Task objective
Below are some records; reproduce every one of them exactly.

[[ Information, beginning ]]

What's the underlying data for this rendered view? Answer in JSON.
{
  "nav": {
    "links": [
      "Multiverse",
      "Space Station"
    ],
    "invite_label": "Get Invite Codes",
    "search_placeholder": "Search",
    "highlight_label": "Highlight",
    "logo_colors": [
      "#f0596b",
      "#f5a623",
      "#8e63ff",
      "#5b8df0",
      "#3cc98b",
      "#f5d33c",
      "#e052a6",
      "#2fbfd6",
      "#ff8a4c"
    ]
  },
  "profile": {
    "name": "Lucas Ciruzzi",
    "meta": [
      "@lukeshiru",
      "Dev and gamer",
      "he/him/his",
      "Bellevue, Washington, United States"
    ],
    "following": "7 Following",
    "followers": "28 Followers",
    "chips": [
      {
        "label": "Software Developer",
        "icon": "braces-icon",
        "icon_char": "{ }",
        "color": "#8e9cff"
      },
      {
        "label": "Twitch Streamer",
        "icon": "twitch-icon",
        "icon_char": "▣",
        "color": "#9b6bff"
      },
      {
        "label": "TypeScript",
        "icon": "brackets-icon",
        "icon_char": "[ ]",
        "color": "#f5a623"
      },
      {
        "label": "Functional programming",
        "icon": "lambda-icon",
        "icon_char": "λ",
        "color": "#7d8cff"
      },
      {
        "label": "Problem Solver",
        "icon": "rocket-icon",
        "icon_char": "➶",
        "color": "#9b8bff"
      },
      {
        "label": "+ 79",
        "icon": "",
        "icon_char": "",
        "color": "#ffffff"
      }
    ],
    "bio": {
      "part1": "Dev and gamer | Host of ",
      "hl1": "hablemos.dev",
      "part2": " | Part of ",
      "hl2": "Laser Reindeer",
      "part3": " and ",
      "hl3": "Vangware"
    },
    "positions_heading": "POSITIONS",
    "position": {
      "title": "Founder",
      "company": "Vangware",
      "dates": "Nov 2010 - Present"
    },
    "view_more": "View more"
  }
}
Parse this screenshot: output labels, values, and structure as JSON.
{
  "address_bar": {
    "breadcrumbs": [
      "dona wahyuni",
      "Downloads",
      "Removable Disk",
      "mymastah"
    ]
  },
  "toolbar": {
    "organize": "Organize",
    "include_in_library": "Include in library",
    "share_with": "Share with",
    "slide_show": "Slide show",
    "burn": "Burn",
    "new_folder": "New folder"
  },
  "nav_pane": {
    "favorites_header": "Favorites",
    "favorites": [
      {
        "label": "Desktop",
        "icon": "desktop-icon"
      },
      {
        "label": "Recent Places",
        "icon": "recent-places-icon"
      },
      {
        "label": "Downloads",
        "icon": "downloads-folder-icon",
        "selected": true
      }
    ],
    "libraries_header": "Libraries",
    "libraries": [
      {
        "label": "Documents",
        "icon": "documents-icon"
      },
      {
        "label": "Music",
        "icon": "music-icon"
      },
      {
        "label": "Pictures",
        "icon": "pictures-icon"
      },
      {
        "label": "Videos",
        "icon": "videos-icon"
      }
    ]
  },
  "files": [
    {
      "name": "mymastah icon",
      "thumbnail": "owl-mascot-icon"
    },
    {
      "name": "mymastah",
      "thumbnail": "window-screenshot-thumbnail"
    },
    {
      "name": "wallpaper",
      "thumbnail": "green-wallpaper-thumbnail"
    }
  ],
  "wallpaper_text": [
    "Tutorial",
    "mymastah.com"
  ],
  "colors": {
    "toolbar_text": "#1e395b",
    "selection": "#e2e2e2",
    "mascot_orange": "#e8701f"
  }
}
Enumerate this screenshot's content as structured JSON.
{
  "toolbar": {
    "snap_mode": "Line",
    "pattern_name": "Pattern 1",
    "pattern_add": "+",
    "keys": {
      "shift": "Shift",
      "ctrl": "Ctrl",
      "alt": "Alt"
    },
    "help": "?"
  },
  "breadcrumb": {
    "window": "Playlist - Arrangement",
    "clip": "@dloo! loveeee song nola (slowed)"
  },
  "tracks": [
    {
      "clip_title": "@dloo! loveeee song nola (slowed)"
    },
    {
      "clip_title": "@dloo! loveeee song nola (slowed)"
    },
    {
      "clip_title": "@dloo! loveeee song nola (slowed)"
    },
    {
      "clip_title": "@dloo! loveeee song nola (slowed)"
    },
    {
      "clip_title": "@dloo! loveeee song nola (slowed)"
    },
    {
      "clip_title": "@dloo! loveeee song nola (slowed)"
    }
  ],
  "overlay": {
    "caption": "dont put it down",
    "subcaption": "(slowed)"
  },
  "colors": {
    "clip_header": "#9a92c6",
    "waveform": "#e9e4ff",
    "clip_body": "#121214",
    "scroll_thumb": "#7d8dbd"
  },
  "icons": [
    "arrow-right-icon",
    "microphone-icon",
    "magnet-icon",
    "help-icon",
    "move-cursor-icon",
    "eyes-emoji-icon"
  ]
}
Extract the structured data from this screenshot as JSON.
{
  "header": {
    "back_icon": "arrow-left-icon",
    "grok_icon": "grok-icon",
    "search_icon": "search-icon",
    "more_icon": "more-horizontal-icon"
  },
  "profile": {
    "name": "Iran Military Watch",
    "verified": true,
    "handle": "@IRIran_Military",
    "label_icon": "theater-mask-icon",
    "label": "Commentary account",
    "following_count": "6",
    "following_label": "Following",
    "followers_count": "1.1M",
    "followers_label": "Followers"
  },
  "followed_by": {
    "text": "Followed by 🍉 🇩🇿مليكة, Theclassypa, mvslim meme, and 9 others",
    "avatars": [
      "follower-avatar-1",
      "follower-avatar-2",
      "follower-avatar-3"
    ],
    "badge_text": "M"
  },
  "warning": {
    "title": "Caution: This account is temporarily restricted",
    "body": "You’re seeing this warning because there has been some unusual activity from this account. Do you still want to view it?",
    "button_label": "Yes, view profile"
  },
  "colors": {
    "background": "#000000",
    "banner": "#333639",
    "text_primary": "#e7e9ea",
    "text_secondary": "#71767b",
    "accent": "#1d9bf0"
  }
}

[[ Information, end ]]

Your solution
What's the underlying data for this rendered view? Answer in JSON.
{
  "nav": {
    "links": [
      "Multiverse",
      "Space Station"
    ],
    "invite_label": "Get Invite Codes",
    "search_placeholder": "Search",
    "highlight_label": "Highlight",
    "logo_colors": [
      "#f0596b",
      "#f5a623",
      "#8e63ff",
      "#5b8df0",
      "#3cc98b",
      "#f5d33c",
      "#e052a6",
      "#2fbfd6",
      "#ff8a4c"
    ]
  },
  "profile": {
    "name": "Lucas Ciruzzi",
    "meta": [
      "@lukeshiru",
      "Dev and gamer",
      "he/him/his",
      "Bellevue, Washington, United States"
    ],
    "following": "7 Following",
    "followers": "28 Followers",
    "chips": [
      {
        "label": "Software Developer",
        "icon": "braces-icon",
        "icon_char": "{ }",
        "color": "#8e9cff"
      },
      {
        "label": "Twitch Streamer",
        "icon": "twitch-icon",
        "icon_char": "▣",
        "color": "#9b6bff"
      },
      {
        "label": "TypeScript",
        "icon": "brackets-icon",
        "icon_char": "[ ]",
        "color": "#f5a623"
      },
      {
        "label": "Functional programming",
        "icon": "lambda-icon",
        "icon_char": "λ",
        "color": "#7d8cff"
      },
      {
        "label": "Problem Solver",
        "icon": "rocket-icon",
        "icon_char": "➶",
        "color": "#9b8bff"
      },
      {
        "label": "+ 79",
        "icon": "",
        "icon_char": "",
        "color": "#ffffff"
      }
    ],
    "bio": {
      "part1": "Dev and gamer | Host of ",
      "hl1": "hablemos.dev",
      "part2": " | Part of ",
      "hl2": "Laser Reindeer",
      "part3": " and ",
      "hl3": "Vangware"
    },
    "positions_heading": "POSITIONS",
    "position": {
      "title": "Founder",
      "company": "Vangware",
      "dates": "Nov 2010 - Present"
    },
    "view_more": "View more"
  }
}
Parse this screenshot: output labels, values, and structure as JSON.
{
  "address_bar": {
    "breadcrumbs": [
      "dona wahyuni",
      "Downloads",
      "Removable Disk",
      "mymastah"
    ]
  },
  "toolbar": {
    "organize": "Organize",
    "include_in_library": "Include in library",
    "share_with": "Share with",
    "slide_show": "Slide show",
    "burn": "Burn",
    "new_folder": "New folder"
  },
  "nav_pane": {
    "favorites_header": "Favorites",
    "favorites": [
      {
        "label": "Desktop",
        "icon": "desktop-icon"
      },
      {
        "label": "Recent Places",
        "icon": "recent-places-icon"
      },
      {
        "label": "Downloads",
        "icon": "downloads-folder-icon",
        "selected": true
      }
    ],
    "libraries_header": "Libraries",
    "libraries": [
      {
        "label": "Documents",
        "icon": "documents-icon"
      },
      {
        "label": "Music",
        "icon": "music-icon"
      },
      {
        "label": "Pictures",
        "icon": "pictures-icon"
      },
      {
        "label": "Videos",
        "icon": "videos-icon"
      }
    ]
  },
  "files": [
    {
      "name": "mymastah icon",
      "thumbnail": "owl-mascot-icon"
    },
    {
      "name": "mymastah",
      "thumbnail": "window-screenshot-thumbnail"
    },
    {
      "name": "wallpaper",
      "thumbnail": "green-wallpaper-thumbnail"
    }
  ],
  "wallpaper_text": [
    "Tutorial",
    "mymastah.com"
  ],
  "colors": {
    "toolbar_text": "#1e395b",
    "selection": "#e2e2e2",
    "mascot_orange": "#e8701f"
  }
}
Enumerate this screenshot's content as structured JSON.
{
  "toolbar": {
    "snap_mode": "Line",
    "pattern_name": "Pattern 1",
    "pattern_add": "+",
    "keys": {
      "shift": "Shift",
      "ctrl": "Ctrl",
      "alt": "Alt"
    },
    "help": "?"
  },
  "breadcrumb": {
    "window": "Playlist - Arrangement",
    "clip": "@dloo! loveeee song nola (slowed)"
  },
  "tracks": [
    {
      "clip_title": "@dloo! loveeee song nola (slowed)"
    },
    {
      "clip_title": "@dloo! loveeee song nola (slowed)"
    },
    {
      "clip_title": "@dloo! loveeee song nola (slowed)"
    },
    {
      "clip_title": "@dloo! loveeee song nola (slowed)"
    },
    {
      "clip_title": "@dloo! loveeee song nola (slowed)"
    },
    {
      "clip_title": "@dloo! loveeee song nola (slowed)"
    }
  ],
  "overlay": {
    "caption": "dont put it down",
    "subcaption": "(slowed)"
  },
  "colors": {
    "clip_header": "#9a92c6",
    "waveform": "#e9e4ff",
    "clip_body": "#121214",
    "scroll_thumb": "#7d8dbd"
  },
  "icons": [
    "arrow-right-icon",
    "microphone-icon",
    "magnet-icon",
    "help-icon",
    "move-cursor-icon",
    "eyes-emoji-icon"
  ]
}
Extract the structured data from this screenshot as JSON.
{
  "header": {
    "back_icon": "arrow-left-icon",
    "grok_icon": "grok-icon",
    "search_icon": "search-icon",
    "more_icon": "more-horizontal-icon"
  },
  "profile": {
    "name": "Iran Military Watch",
    "verified": true,
    "handle": "@IRIran_Military",
    "label_icon": "theater-mask-icon",
    "label": "Commentary account",
    "following_count": "6",
    "following_label": "Following",
    "followers_count": "1.1M",
    "followers_label": "Followers"
  },
  "followed_by": {
    "text": "Followed by 🍉 🇩🇿مليكة, Theclassypa, mvslim meme, and 9 others",
    "avatars": [
      "follower-avatar-1",
      "follower-avatar-2",
      "follower-avatar-3"
    ],
    "badge_text": "M"
  },
  "warning": {
    "title": "Caution: This account is temporarily restricted",
    "body": "You’re seeing this warning because there has been some unusual activity from this account. Do you still want to view it?",
    "button_label": "Yes, view profile"
  },
  "colors": {
    "background": "#000000",
    "banner": "#333639",
    "text_primary": "#e7e9ea",
    "text_secondary": "#71767b",
    "accent": "#1d9bf0"
  }
}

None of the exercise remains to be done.